For those scoring at home, PSR stands for Precision Railroad Scheduling, it is a system that emphasizes trains departing at exact times rather than holding trains for full train loading. It is an operational method implemented originally by Hunter Harrison during his time at Canadian National Railway, which has subsequently been implemented at Canadian Pacific, CSX, and now Union Pacific and Norfolk Southern are getting in on the game, too.
Considering that the Canadian rail companies have consistently outpaced their American peers in terms of operating ratio, it's not that surprising that the rest are now jumping on board with the change.
Best time to use the balance sheet to boost returns?

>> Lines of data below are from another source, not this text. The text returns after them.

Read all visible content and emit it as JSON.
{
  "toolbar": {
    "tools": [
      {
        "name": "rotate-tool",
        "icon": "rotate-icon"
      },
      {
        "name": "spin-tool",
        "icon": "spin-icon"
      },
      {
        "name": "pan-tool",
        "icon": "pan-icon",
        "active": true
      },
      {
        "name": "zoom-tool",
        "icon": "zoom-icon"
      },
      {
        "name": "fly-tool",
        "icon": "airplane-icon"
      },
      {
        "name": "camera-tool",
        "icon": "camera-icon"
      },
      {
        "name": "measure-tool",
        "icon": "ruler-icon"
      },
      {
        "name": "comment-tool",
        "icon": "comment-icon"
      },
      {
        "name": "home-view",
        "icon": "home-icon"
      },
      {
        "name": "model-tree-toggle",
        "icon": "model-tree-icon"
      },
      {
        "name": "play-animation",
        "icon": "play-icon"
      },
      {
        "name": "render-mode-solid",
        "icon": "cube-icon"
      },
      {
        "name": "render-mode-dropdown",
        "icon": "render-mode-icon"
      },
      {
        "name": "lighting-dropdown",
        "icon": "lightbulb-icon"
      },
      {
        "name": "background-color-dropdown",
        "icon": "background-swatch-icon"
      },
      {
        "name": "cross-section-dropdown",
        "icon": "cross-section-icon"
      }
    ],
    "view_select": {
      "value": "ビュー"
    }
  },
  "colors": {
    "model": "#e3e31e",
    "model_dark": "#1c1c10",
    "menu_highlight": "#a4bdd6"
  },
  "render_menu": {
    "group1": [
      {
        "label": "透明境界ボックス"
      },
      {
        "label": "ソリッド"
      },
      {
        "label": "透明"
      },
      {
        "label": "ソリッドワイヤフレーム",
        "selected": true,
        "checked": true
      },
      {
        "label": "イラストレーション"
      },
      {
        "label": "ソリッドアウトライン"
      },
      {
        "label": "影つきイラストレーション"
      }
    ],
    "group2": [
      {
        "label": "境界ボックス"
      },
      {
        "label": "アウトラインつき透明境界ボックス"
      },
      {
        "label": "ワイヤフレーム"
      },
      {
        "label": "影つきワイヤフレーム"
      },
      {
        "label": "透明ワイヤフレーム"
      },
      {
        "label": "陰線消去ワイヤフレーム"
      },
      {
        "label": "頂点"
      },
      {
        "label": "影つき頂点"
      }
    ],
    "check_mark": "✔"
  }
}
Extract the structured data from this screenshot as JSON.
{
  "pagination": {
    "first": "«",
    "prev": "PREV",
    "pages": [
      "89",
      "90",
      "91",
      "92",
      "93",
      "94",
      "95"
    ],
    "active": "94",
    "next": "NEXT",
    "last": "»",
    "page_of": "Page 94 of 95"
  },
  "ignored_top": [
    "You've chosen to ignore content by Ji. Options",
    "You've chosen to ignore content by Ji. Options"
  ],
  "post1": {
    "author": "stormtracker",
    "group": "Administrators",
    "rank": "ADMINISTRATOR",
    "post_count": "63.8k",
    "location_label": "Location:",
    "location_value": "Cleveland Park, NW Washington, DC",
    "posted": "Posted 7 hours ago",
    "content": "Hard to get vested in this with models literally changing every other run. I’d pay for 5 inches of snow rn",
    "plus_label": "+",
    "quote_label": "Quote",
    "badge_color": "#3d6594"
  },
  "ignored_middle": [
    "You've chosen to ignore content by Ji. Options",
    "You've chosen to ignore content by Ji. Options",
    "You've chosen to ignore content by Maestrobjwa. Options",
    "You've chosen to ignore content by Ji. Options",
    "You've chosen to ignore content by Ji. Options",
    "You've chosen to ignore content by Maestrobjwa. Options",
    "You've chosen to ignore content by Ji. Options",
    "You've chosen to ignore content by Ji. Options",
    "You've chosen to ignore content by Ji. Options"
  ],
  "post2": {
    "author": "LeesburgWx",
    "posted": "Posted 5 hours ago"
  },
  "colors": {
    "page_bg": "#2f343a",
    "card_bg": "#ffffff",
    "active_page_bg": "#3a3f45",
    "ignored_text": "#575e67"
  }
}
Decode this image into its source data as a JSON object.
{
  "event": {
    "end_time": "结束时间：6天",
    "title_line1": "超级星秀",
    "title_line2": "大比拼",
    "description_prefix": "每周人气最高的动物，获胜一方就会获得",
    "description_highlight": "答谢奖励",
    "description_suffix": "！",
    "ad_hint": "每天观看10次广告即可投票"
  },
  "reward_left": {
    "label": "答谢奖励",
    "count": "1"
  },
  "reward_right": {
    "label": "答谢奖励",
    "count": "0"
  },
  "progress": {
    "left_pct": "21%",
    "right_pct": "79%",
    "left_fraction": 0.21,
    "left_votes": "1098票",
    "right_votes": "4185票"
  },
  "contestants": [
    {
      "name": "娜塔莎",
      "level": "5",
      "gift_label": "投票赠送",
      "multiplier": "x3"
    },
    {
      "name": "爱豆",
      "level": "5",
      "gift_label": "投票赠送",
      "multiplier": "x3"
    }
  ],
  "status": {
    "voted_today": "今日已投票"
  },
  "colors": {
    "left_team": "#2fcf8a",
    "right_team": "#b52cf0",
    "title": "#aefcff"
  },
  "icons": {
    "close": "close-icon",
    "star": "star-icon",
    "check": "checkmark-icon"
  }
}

If there was one thing that investors might want to be concerned about, it's that Norfolk Southern's management is getting incredibly aggressive with its share repurchase program, and using the balance sheet to cover it. So far in 2018, the company has bought back $2.3 billion in stock and issued $2 billion in debt to cover a large portion of it.
Looking at the company's stock, you can see why management wants to be aggressive with its buyback program right now. Its shares trade for 7.8 times earnings despite the fact that the company has blown past analyst expectations for the past five straight quarters. It looks cheap, and buying a stock when it is cheap is the best way for management to get a rate of return on buybacks.
That said, we are in a part of the cycle where the company may be better off lowering its debt load instead of significantly adding to it. Railroad companies are posting record results across the board thanks to robust economic growth and those trucking issues mentioned above. The concern is that if growth flattens out, it could be left with an unnecessarily large debt load to deal with.
That said, management does deserve some credit for delivering record earnings and maintaining its best operating ratio ever recorded. The fact that Norfolk Southern has been able to do this should make investors more interested in its stock.
Tyler Crowe owns shares of Canadian National Railway. The Motley Fool owns shares of and recommends Canadian National Railway. The Motley Fool recommends Union Pacific. The Motley Fool has a disclosure policy.